Understand what works.
First, focus on understanding what’s already successful. It’s tempting to look for nails to hit with our hammers, but recognizing and maintaining what’s already working is often even more important.
Change is hard and throwing the baby out with the bathwater is… well, not good for the baby.
Laurie Schrager: “Figure out what’s working well. Who are your best reps? Watch & learn from them. Are there customers who love the product? Meet with them and learn their stories. If you are brought in as a change agent, it’s easy to focus on what isn’t working. But it’s just as important to understand what is working – that’s your foundation.”
If you want to go fast, go alone. If you want to go far, go together.
By now you are probably familiar with this old African proverb. However, when we are promoted into a new role, it’s easy to feel like you have to strap on a cape and come to the rescue in every situation.
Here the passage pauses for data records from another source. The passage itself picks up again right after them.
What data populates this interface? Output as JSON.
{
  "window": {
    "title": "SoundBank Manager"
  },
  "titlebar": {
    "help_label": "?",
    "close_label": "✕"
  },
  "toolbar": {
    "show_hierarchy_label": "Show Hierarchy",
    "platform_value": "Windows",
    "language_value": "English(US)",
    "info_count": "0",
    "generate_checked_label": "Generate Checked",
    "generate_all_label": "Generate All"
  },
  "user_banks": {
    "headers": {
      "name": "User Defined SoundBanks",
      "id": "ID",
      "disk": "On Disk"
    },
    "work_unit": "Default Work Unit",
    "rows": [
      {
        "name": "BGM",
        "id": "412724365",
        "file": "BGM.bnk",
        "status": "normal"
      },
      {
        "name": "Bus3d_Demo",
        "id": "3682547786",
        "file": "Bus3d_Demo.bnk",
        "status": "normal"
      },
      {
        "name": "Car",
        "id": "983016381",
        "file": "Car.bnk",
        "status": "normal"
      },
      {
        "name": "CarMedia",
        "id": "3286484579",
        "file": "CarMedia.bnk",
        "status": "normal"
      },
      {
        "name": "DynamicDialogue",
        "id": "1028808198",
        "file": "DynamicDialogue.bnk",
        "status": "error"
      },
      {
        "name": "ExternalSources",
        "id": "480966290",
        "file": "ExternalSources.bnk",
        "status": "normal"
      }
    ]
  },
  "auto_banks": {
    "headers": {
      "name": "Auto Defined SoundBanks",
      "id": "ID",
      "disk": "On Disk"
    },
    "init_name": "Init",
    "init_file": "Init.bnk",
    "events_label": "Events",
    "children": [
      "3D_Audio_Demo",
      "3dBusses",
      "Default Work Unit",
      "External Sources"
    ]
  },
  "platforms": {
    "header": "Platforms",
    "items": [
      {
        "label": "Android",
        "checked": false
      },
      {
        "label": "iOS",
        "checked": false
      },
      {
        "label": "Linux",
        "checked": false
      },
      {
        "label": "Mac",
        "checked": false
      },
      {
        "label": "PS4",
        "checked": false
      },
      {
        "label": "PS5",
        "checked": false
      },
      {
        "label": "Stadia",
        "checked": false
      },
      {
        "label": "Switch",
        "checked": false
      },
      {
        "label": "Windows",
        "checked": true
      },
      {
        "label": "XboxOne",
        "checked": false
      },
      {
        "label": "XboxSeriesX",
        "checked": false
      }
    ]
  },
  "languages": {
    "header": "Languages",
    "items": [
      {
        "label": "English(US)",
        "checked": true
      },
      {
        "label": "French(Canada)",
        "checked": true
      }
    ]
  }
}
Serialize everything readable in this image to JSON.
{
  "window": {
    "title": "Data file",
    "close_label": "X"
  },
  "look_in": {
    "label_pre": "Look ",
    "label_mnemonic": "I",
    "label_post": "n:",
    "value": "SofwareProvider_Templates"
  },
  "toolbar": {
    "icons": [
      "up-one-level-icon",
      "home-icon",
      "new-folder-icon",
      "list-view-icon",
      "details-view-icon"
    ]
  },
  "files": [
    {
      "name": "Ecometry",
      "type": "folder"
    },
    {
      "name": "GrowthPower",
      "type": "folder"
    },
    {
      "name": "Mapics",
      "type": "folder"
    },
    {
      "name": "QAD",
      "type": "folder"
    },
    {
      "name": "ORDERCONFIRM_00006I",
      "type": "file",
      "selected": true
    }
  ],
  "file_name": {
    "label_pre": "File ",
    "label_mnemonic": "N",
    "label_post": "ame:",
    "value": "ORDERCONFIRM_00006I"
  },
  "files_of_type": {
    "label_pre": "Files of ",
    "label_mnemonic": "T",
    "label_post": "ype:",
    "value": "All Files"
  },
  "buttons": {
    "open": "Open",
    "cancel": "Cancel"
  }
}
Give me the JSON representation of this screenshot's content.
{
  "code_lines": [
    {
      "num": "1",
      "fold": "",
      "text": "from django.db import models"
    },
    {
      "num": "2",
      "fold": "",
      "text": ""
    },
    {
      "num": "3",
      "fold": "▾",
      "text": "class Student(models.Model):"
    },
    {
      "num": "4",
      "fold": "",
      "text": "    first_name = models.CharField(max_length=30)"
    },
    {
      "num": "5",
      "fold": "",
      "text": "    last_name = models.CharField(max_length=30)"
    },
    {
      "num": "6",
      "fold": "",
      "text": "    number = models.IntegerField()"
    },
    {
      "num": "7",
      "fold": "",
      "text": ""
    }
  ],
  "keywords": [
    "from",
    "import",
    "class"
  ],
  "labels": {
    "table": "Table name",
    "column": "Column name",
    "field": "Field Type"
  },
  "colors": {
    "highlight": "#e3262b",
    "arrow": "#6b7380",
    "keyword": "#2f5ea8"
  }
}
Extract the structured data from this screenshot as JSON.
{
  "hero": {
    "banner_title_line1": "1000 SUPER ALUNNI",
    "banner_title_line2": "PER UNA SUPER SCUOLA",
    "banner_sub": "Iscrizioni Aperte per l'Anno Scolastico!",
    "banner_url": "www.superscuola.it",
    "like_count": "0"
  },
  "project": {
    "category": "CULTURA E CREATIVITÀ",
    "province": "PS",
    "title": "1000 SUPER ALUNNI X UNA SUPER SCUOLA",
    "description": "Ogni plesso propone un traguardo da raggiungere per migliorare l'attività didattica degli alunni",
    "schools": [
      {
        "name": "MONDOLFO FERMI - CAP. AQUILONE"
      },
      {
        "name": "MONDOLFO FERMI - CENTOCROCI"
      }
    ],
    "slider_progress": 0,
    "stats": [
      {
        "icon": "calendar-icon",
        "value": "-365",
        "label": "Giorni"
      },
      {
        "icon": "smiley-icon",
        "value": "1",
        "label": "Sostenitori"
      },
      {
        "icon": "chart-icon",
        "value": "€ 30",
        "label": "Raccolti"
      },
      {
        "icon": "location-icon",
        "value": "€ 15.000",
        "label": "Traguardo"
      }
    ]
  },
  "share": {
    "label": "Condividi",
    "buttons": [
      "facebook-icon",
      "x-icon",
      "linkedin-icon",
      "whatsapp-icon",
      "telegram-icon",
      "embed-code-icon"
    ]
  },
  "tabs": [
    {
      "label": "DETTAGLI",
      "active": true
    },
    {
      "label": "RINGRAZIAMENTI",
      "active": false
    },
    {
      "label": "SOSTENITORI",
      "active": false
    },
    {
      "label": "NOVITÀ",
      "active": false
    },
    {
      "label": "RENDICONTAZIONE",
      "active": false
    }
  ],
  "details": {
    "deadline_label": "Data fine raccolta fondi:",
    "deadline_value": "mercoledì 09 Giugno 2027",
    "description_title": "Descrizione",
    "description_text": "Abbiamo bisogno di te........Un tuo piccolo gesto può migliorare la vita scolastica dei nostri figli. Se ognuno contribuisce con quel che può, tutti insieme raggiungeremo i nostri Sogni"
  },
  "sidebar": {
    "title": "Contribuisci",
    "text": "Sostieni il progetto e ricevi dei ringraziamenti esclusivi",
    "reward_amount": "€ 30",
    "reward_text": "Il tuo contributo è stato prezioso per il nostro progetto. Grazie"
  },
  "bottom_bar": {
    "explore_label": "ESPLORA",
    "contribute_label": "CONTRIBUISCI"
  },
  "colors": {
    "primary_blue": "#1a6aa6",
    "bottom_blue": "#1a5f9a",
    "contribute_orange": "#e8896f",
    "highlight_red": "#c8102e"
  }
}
Laurie Schrager: “Don’t try to fix it yourself! As a leader, your job is not to always do the work yourself. It’s an easy tendency, since you were probably a high performer yourself. As a leader, it’s critical to bring the team along for the journey – and change will always be driven as a team.”
Alicia Eimers: “Spend time with other leaders, it’s very important to understand who can be your partner.”
Kyle Hall: “It is easy to become a full-time firefighter.”
It’s not about you anymore.
This sounds obvious, but it’s often the hardest shift to make.
Dan Schoepf: “As a solo producer, you were only responsible for your own wins and losses. As a leader, you’re responsible for everyone’s. Learning how to win through others can be challenging for new leaders.”
Jonathan Bowman: “Shift the focus from what you want to get out of it to what value can you bring whether it be internal or external. Focus on understanding what’s in it for them – create a vision match.”
My own advice: Get real comfortable taking less credit for the wins and more ownership of the losses. This doesn’t absolve our needing to hold our teams accountable to a set of clear standards, but they are the actors now and you are the director. Martin Scorsese has never accepted an award for best actor. Figuring out how to set up everyone else for success is one of our most important responsibilities.